The study was performed in a large public IVF clinic on 3,959 women having IVF or intracytoplasmic sperm injection (ICSI) as fertility treatment. The scientists gathered Information on coffee consumption at the beginning of treatment and at the start of each subsequent cycle. They controlled for variables such as age, smoking habits, alcohol consumption, cause of infertility, female body mass index, ovarian stimulation and number of embryos retrieved.
Remember Scarlett O'Hara's 18 inch waist? Marilyn Monroe's hourglass figure? Those days appear to be long past.
In Britain, a warning was recently issued to women about their growing waistlines and "apple-shaped" figures. The warning was issued by Nuffield Health, the United Kingdom's largest health care charity, after analyzing data from more than 54,000 women taking the Nuffield Health MOT, which is a series of tests to assess overall fitness and health. The researchers are very concerned about the health risks that extra fat around the waist imposes on women — including the havoc it can wreak on fertility.
Nuffield Health found that more than half — 57 percent — of the women had waist sizes that put them in the high health risk category for diseases such as infertility, cancer, heart disease and type 2 diabetes. A healthy waist size is 31.5 inches or less — the average British woman's waist measured 2 inches more.

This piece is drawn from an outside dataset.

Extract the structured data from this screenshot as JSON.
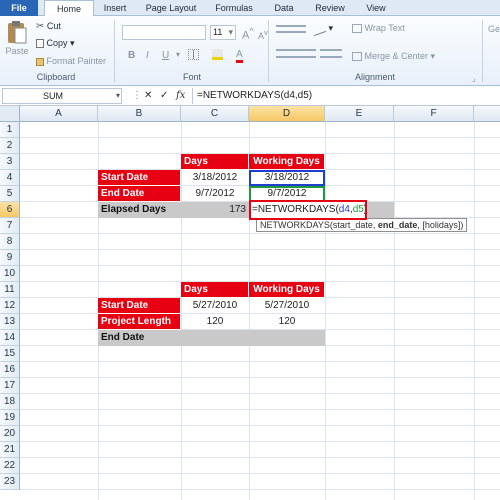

America would fare much worse in a study such as this. According to the Centers for Disease Control and Prevention, the average waist circumference for women over 20 is 37 inches. "in the USA, the incidence of overweight adults is 74 percent, making the United States the ninth most overweight country in the world," says Beth Hartog, M.D., a fertility doctor with East Coast Infertility & IVF. "In the UK, only 64 percent of adults are overweight, ranking England 28th on the list of overweight countries."
It's cold and flu season, and we want you to stay healthy. Here are our top six tips for staying healthy if you trying to get pregnant this winter.
1. Get a Flu Shot
A flu shot is recommended for everyone but it is especially important (and considered safe) for soon-to-be-pregnant women. Even though it's safe, if you are still uncomfortable, you can ask for the preservative-free flu shot which most doctor's offices or flu shot clinics carry.
Although many conventional doctors do not recognize candida - one of the many types of fungi that live in the intestinal tract - it is linked to endometriosis, fibroids and ovarian cysts. It also may be linked to low sperm counts and motility issues with men. It can create a hormonal imbalance in your body. A candida waste product produces a false estrogen, and the body thinks it has produced adequate estrogen levels. This signals a reduction in its own estrogen. This can lead to infertility. Candida can also be transferred to your partner during sexual intercourse.
A blog by Sarah Clark, November 14, 2014
Male exposure to pesticides is linked to altered sperm quality and sterility. Female exposure to pesticides may interfere with puberty, menstruation and ovulation, and fertility. Learn more about organic foods and how to make your diet pesticide free.